When purchasing a house, it’s very common for the buyer to need to take out a loan. Loans, though, are not guaranteed; banks are not obligated to loan you money even if you need it. In order to qualify for a loan, you need to have an adequate credit score. In order to make sure that you meet the minimum credit score requirements banks may have, you’ll need to build your credit score up over the years, and avoid doing things that can really damage it.

Here are three things you can do to improve your credit score and get that loan you need.

Avoid late payments to help your credit score

The easiest way to keep a high credit score is to simply pay your bills on time. Late payments can really, really sting. To ensure that you are able to do this, do not swipe your credit card to pay for things that you cannot afford at the moment. That expensive trip to Paris that you’ve been waiting all your life for can wait another year or two. Once you get behind on your payments, not only do you start racking up interest rates, but your credit score begins to suffer. Think about it from the bank’s perspective. If they see that you aren’t making your payments on time, how can they trust you to pay back the loan in a timely manner?

Pay off debt to help your credit score

Similarly, paying off any debts you may still owe can help your credit score, too. If you already have purchased things that you could not afford at the moment and now find yourself in debt, you have now (hopefully) learned your lesson to not find yourself in this situation again. But first, you need to get out of this situation, and the way to do so is to pay all outstanding debts off as quickly as possible. Take a few minutes to sit down and make a list of any and all outstanding debts, and prioritize them in order of their interest rates. If you can show that you have settled all remaining debt, the bank will see that even though you did find yourself in debt, to begin with, paying back the debt you owed was a priority for you. That will make them feel safer about lending you money in the first place.

Keep an eye out for incorrect data, and dispute it if you see it

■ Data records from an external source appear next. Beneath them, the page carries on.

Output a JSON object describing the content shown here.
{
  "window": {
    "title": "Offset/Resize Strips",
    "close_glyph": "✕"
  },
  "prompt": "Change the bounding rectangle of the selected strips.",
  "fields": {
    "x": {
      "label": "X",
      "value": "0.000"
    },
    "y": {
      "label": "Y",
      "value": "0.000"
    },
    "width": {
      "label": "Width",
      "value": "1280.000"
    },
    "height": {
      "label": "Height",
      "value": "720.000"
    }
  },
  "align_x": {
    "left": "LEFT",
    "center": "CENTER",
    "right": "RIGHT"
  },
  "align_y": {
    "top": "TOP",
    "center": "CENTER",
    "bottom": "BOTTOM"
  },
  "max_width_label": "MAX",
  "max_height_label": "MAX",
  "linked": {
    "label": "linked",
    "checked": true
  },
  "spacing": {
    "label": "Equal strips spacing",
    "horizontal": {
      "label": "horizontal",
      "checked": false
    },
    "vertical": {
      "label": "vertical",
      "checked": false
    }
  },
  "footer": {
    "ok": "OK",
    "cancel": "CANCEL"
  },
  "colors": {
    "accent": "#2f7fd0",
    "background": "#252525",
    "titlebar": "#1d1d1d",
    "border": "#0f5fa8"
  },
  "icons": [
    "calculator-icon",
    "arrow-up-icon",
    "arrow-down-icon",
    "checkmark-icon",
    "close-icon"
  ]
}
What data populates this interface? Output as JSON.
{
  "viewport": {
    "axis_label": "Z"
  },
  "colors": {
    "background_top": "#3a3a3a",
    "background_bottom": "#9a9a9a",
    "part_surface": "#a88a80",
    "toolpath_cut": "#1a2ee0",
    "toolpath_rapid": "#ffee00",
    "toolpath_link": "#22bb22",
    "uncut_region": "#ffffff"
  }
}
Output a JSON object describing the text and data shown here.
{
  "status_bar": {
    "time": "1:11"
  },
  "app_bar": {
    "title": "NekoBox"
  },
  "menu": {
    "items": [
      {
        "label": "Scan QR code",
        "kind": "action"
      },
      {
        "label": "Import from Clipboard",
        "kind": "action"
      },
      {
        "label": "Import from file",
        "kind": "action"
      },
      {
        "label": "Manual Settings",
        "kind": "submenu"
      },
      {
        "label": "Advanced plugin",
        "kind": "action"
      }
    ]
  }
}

One of the worst ways to find yourself in debt is to have your credit card company claim you owe money for something that you did not actually purchase. An easy way to avoid this is to carefully comb through your statement each month, scouring it for any discrepancies with the receipts you’ve kept. If you find something on your statement that you yourself did not pay for, be sure to dispute the charge, and have it removed from your statement so you don’t have to pay for it.